GOAL OF THE EXERCISE
Locate the word "Scheduled" in the data below, then copy every line that holds it.

Start of DATA SUPPLIED

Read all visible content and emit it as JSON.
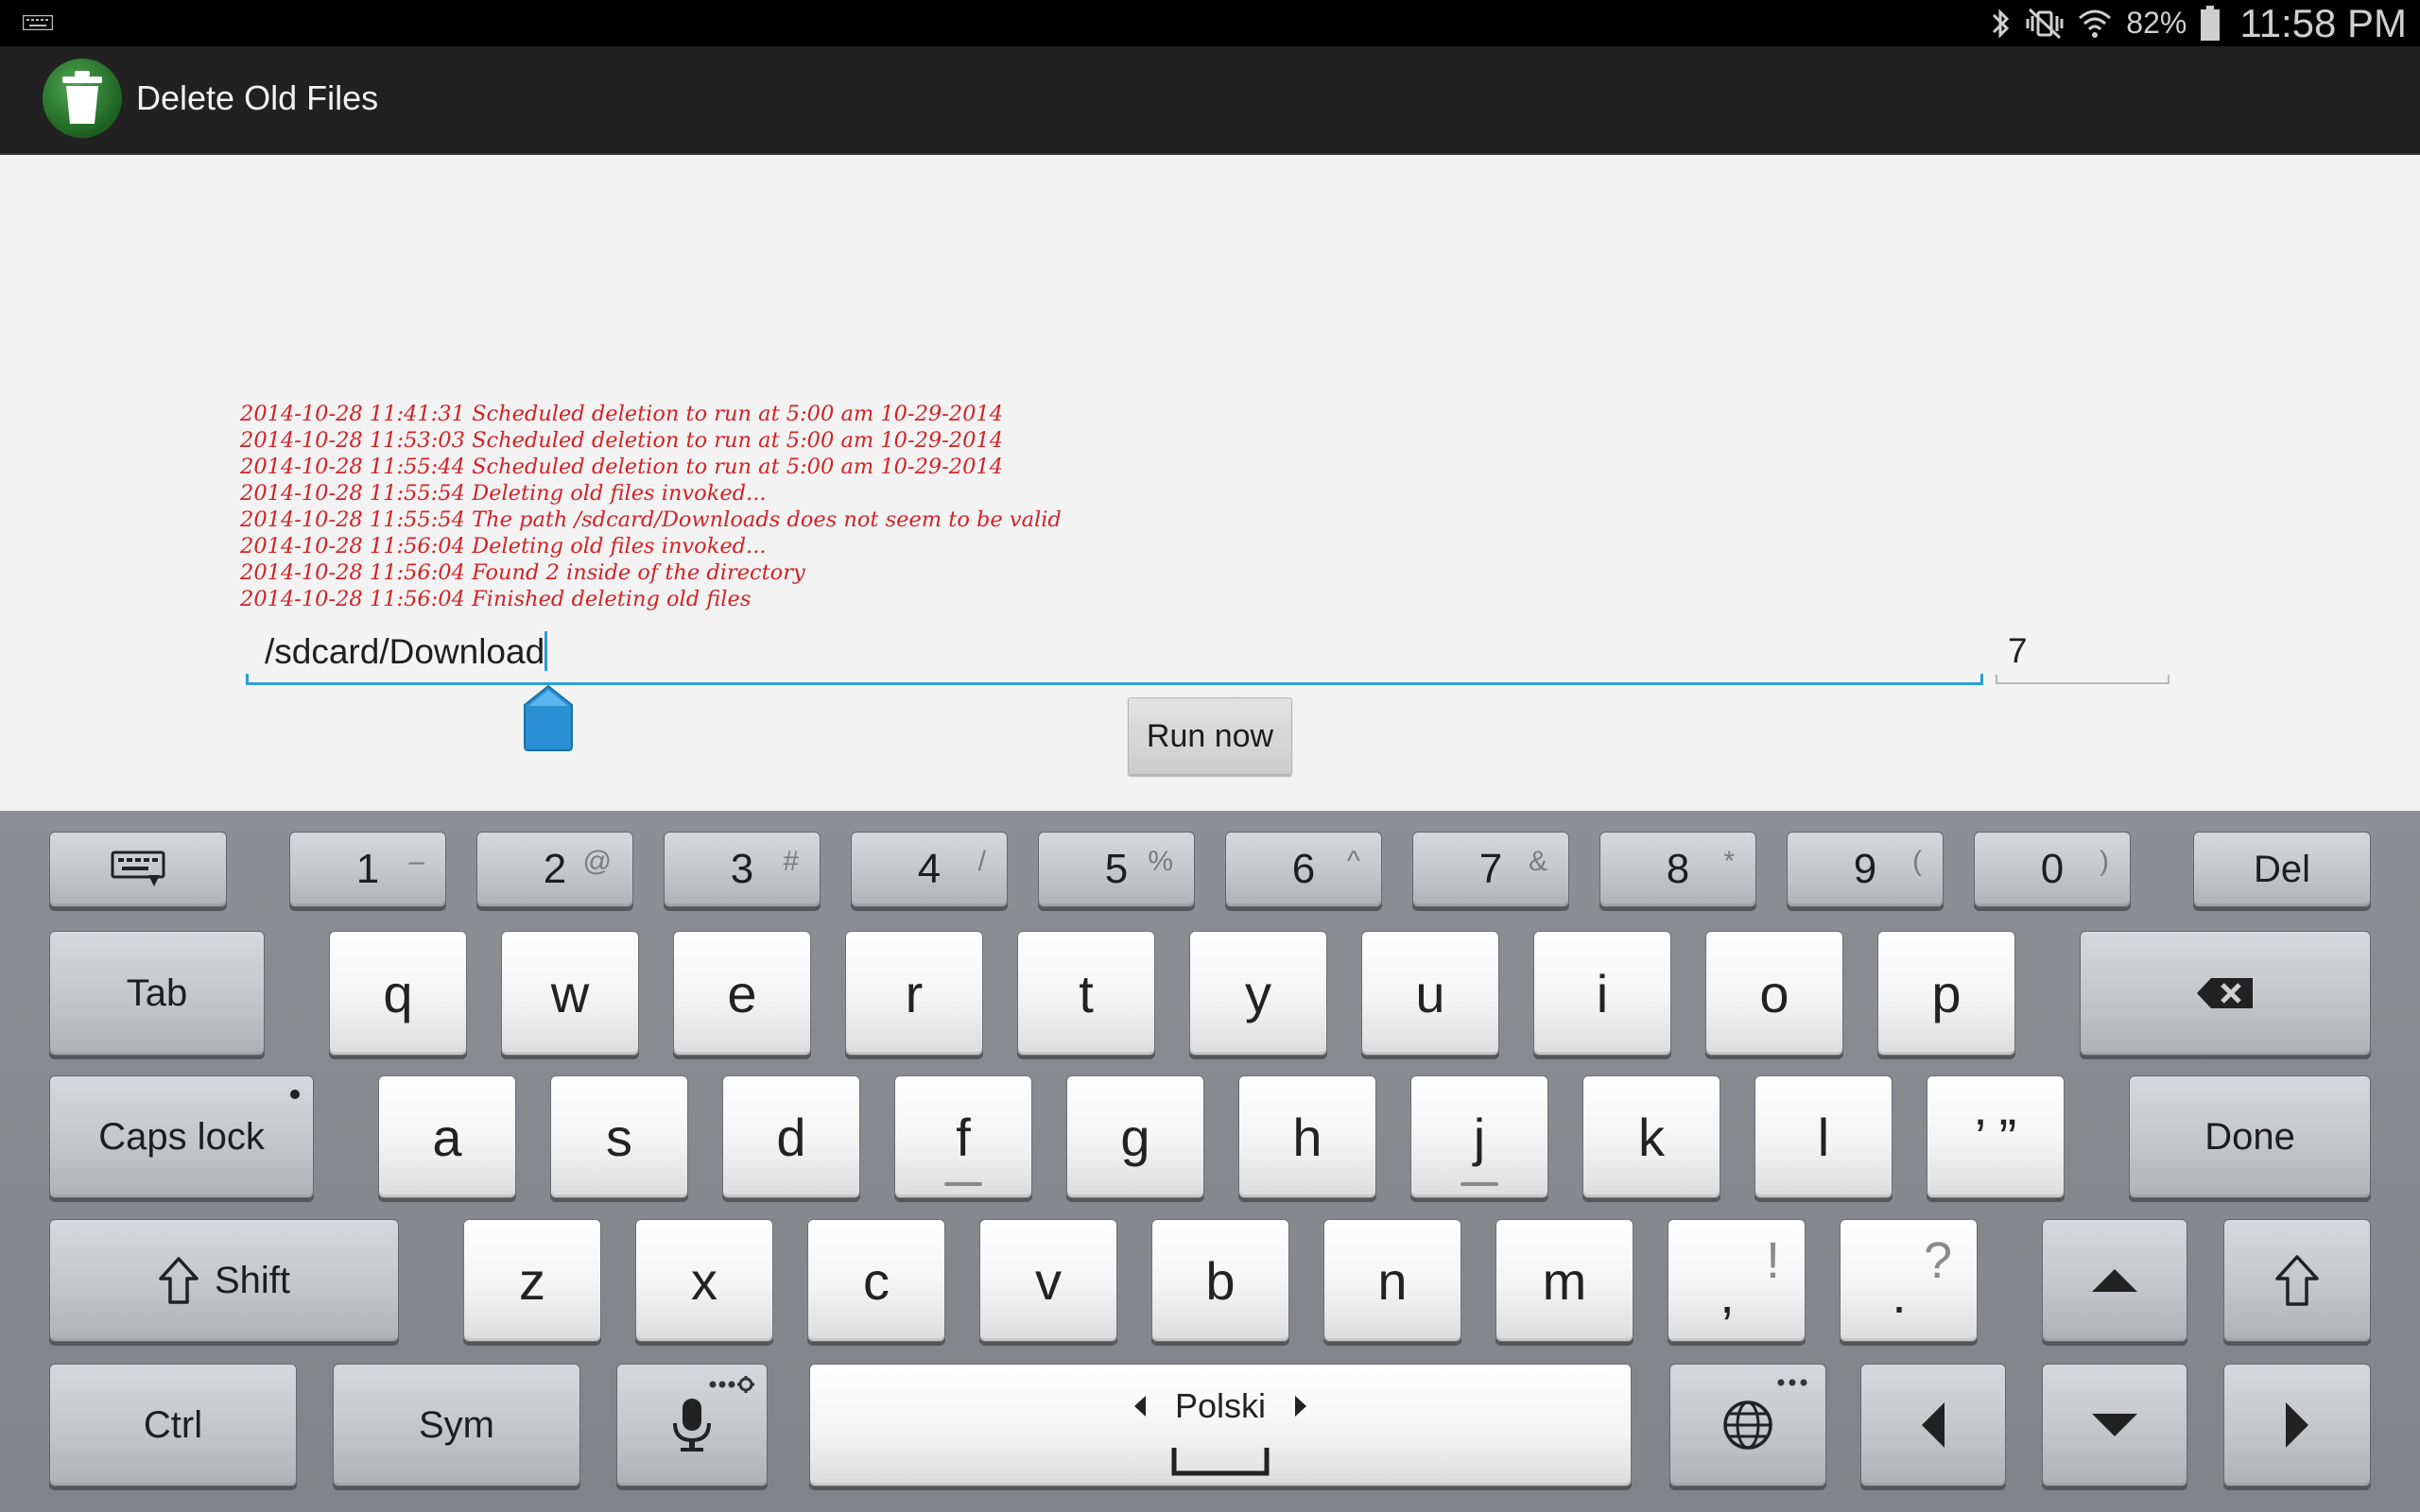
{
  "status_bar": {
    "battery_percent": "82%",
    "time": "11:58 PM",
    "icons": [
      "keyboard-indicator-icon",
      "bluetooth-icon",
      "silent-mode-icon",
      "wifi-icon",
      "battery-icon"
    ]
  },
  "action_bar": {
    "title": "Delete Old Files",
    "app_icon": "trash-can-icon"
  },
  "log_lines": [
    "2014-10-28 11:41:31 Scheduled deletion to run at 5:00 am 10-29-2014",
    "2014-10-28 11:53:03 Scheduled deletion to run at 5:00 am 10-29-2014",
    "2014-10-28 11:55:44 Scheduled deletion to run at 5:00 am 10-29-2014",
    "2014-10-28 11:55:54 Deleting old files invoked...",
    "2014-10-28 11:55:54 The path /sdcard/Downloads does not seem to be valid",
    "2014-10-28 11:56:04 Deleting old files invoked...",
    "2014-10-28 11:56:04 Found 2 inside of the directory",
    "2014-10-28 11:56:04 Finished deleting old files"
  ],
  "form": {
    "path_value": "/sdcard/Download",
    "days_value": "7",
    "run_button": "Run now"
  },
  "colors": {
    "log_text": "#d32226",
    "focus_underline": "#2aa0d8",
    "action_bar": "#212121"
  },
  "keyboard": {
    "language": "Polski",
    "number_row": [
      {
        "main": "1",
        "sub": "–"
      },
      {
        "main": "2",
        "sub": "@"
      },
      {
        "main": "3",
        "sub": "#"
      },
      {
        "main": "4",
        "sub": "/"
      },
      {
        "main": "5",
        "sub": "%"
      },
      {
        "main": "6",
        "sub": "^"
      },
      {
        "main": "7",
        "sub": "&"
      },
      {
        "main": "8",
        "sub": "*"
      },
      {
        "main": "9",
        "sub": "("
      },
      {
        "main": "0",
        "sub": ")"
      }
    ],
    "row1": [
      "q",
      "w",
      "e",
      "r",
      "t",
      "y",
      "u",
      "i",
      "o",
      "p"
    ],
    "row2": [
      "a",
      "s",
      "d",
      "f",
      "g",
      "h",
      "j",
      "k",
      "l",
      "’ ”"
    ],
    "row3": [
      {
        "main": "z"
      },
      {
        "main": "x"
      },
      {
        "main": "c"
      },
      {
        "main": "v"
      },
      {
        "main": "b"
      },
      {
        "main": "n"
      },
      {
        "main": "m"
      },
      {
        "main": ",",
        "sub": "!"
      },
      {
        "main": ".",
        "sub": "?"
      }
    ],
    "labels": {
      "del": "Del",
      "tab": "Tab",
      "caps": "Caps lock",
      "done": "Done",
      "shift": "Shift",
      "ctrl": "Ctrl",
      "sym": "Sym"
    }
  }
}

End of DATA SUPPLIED

COMPLETED TASK
    "2014-10-28 11:41:31 Scheduled deletion to run at 5:00 am 10-29-2014",
    "2014-10-28 11:53:03 Scheduled deletion to run at 5:00 am 10-29-2014",
    "2014-10-28 11:55:44 Scheduled deletion to run at 5:00 am 10-29-2014",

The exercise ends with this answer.